Click for full image.
Today’s cool image from Mars highlights what is probably the biggest geological conundrum the red planet presents for planetary scientists. The photo to the right, rotated, cropped, and reduced to post here, was taken on February 1, 2021 by the high resolution camera on Mars Reconnaissance Orbiter (MRO). Though I have cropped it, I have cropped out very little, because the entire meandering drainage valley is its most interesting feature, and that takes up almost the entire image.
The photo was simply labeled by the camera team a “terrain sample northwest of Sytinskaya Crater”, so I suspect this was taken not in connection with any specific research but because they must use the camera at a regular intervals to maintain its temperature, and when they have gaps in their schedule they try to pick spots of interest in areas that have not had many high resolution photos taken. In this case however I suspect the location choice was very far from random, as they clearly wanted to capture this drainage system, in its entirety.

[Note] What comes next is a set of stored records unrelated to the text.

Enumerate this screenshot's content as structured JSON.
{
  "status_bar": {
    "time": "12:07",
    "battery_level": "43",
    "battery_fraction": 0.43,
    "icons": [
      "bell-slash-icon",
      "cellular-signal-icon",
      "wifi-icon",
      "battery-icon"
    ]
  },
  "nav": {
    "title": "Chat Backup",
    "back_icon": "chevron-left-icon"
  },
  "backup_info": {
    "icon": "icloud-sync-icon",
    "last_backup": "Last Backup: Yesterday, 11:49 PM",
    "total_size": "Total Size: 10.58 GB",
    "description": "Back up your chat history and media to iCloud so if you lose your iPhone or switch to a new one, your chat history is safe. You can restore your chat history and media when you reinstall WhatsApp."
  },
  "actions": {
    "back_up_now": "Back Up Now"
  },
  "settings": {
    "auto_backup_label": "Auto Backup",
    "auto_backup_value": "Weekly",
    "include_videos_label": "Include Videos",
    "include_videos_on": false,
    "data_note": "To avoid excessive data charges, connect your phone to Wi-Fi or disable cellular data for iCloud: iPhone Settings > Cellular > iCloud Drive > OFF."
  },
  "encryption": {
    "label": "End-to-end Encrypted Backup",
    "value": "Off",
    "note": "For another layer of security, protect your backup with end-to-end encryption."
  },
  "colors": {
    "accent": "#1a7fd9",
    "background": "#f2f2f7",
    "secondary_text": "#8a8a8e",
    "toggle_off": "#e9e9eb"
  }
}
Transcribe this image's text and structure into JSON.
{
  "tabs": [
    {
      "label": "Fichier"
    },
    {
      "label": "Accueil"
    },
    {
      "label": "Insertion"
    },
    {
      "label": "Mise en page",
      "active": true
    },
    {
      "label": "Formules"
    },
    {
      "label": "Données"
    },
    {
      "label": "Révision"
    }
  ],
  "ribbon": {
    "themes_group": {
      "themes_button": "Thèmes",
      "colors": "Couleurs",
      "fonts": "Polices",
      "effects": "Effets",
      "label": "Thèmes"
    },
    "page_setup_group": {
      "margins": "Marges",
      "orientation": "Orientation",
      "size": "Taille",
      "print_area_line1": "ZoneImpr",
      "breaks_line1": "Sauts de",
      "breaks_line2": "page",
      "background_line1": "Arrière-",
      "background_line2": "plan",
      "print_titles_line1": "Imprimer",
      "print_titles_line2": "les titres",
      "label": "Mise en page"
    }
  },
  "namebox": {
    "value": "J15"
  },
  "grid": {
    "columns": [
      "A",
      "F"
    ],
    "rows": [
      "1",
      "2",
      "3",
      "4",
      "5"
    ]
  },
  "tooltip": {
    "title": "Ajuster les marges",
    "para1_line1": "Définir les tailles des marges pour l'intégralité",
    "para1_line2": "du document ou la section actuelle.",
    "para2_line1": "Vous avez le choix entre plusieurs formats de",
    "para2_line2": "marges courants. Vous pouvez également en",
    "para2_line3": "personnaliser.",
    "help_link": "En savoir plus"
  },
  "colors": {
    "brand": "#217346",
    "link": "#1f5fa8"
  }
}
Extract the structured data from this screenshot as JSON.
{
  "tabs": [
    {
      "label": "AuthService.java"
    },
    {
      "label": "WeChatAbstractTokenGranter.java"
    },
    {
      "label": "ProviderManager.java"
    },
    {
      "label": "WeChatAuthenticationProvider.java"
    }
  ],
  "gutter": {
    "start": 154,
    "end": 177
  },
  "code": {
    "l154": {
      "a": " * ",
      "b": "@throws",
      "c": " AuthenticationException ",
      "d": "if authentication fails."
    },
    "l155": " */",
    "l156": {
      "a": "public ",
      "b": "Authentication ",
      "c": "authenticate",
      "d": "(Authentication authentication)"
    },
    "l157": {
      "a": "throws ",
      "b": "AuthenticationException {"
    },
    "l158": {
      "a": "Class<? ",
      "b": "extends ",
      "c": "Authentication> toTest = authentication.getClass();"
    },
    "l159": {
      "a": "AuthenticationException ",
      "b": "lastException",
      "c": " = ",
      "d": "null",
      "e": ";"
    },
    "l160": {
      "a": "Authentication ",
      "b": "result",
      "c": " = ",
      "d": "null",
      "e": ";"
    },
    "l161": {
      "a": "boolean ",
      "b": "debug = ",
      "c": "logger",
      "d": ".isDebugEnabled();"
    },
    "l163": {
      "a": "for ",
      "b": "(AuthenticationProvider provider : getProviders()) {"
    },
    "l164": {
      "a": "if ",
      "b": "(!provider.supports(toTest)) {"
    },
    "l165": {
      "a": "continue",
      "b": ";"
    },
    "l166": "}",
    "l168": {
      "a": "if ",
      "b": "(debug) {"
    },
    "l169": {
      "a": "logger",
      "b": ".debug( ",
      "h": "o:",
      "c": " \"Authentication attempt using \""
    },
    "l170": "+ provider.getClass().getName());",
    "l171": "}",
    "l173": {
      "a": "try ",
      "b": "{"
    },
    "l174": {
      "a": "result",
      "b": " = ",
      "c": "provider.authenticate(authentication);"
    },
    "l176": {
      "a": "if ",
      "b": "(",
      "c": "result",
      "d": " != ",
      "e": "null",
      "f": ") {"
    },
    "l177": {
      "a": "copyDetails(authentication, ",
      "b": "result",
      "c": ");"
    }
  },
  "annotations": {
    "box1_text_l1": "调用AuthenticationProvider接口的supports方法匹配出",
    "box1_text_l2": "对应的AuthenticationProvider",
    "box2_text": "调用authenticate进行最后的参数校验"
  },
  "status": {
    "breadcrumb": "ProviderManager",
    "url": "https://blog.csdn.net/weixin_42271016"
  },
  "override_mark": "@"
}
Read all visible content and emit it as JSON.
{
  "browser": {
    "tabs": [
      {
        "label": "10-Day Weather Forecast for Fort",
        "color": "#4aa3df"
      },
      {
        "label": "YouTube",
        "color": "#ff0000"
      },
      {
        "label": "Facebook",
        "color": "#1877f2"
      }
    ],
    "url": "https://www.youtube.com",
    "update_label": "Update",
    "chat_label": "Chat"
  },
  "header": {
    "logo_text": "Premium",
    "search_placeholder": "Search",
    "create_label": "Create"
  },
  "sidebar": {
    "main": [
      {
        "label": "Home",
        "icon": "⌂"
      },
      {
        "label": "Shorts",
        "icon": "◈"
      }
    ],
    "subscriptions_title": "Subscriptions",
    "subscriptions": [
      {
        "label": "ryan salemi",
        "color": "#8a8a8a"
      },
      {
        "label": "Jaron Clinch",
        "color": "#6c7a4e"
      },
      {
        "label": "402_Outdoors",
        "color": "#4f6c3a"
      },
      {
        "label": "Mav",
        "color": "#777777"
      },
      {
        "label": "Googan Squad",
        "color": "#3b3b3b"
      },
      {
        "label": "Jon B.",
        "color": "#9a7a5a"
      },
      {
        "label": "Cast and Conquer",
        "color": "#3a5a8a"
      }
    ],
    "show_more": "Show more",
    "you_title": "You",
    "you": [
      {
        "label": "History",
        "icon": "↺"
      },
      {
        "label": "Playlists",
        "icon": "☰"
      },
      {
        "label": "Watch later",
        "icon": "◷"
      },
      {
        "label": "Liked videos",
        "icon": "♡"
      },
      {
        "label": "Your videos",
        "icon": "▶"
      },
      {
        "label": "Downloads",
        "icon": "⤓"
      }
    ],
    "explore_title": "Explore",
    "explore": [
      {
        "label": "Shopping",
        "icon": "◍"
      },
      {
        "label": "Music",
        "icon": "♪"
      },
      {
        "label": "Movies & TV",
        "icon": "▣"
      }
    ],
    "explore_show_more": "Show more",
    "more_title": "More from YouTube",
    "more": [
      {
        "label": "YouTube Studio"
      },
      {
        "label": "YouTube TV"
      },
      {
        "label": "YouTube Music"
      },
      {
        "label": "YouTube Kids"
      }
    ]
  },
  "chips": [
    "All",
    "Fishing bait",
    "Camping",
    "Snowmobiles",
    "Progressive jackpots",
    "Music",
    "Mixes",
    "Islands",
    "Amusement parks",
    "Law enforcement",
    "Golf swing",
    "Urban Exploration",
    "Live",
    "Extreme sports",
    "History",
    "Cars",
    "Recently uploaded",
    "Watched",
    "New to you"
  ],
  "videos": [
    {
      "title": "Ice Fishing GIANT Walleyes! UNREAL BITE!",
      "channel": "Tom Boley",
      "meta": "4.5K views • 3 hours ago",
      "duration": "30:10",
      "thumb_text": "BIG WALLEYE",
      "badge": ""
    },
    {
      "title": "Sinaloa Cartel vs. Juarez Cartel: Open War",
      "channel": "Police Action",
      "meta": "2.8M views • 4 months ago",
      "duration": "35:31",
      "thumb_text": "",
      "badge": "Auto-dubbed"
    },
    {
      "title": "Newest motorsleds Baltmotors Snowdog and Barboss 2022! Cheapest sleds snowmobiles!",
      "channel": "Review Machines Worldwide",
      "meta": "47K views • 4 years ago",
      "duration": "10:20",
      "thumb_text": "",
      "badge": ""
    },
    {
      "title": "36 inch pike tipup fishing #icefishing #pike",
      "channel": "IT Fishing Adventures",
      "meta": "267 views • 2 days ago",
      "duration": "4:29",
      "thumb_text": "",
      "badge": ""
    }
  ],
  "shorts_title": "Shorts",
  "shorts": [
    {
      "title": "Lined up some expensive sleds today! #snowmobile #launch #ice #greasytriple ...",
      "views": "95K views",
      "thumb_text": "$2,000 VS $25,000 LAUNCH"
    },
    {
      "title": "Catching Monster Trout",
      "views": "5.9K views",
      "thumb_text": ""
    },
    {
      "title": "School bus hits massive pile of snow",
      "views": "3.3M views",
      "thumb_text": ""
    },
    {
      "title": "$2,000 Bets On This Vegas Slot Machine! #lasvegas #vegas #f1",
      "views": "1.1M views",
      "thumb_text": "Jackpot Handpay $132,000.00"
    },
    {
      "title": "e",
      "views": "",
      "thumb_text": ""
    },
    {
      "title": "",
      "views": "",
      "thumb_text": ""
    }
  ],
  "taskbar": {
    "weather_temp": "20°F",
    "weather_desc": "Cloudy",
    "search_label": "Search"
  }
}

I called this merely a drainage channel without indicating what caused the channel, be it liquid water, ice, or wind, because in this case that is a main question. At first glance an Earthman will immediately suspect water, which is what scientists supposed for the last half century. The problem with that conclusion is that the Martian atmosphere is too cold and thin for liquid water to exist on its surface, and though there seems to be plenty of evidence that liquid water once existed there, no scientist has yet come up with a completely accepted climate model that allows for such conditions in anytime in Mars’ past.
The rover Opportunity found that some channels it explored might have been carved by wind, though to our human eyes it seems unlikely that a meandering tributary system such as this could have been carved by wind. The possibility however must not be dismissed out of hand, since Mars is an alien planet and alien things (to Earth) happen there.
The overview map below might provide some context.
On this map the white cross indicates this photo’s location. The map inset comes from the archive of MRO, and shows all the pictures in red that the high resolution camera has taken in this area. The large crater to the southeast is 58-mile-wide Sytinskaya Crter
At 43 degrees latitude glacial ice flows could certainly have carved this channel, based on data that shows ample such glacial features across the entire planet in the 30 to 60 degree latitude bands. However, there do not seem to be many glacial feature in this picture (though there are some small features in the channel that hint at glacial flows).
If you go to the MRO archive for this location, choose the arrow icon at the top, and then click on any red box, you will find that almost all the images show similar channels, all of which seem to be flowing down to the north and east into the northern lowland plain of Chryse Planitia. Moreover, this location is north of Kasei Valles, which evidence strongly suggests was carved by catastrophic floods on a Mars that was once wet and warm.
Thus, water seems the most likely cause for carving this channel.
And yet, this is the conundrum. Here we have a meandering channel that to our eyes should be caused by flowing water. Yet scientists can’t yet model a Mars climate in its past that would have allowed such a thing. And if ice did it, why is there relatively little obvious evidence of buried glacial flows here, even though it is smack dab in the middle of the latitude bands where such things are found in large numbers?
There’s the mystery. I leave it to future generations of planetary scientists, hopefully many living on Mars itself, to solve it.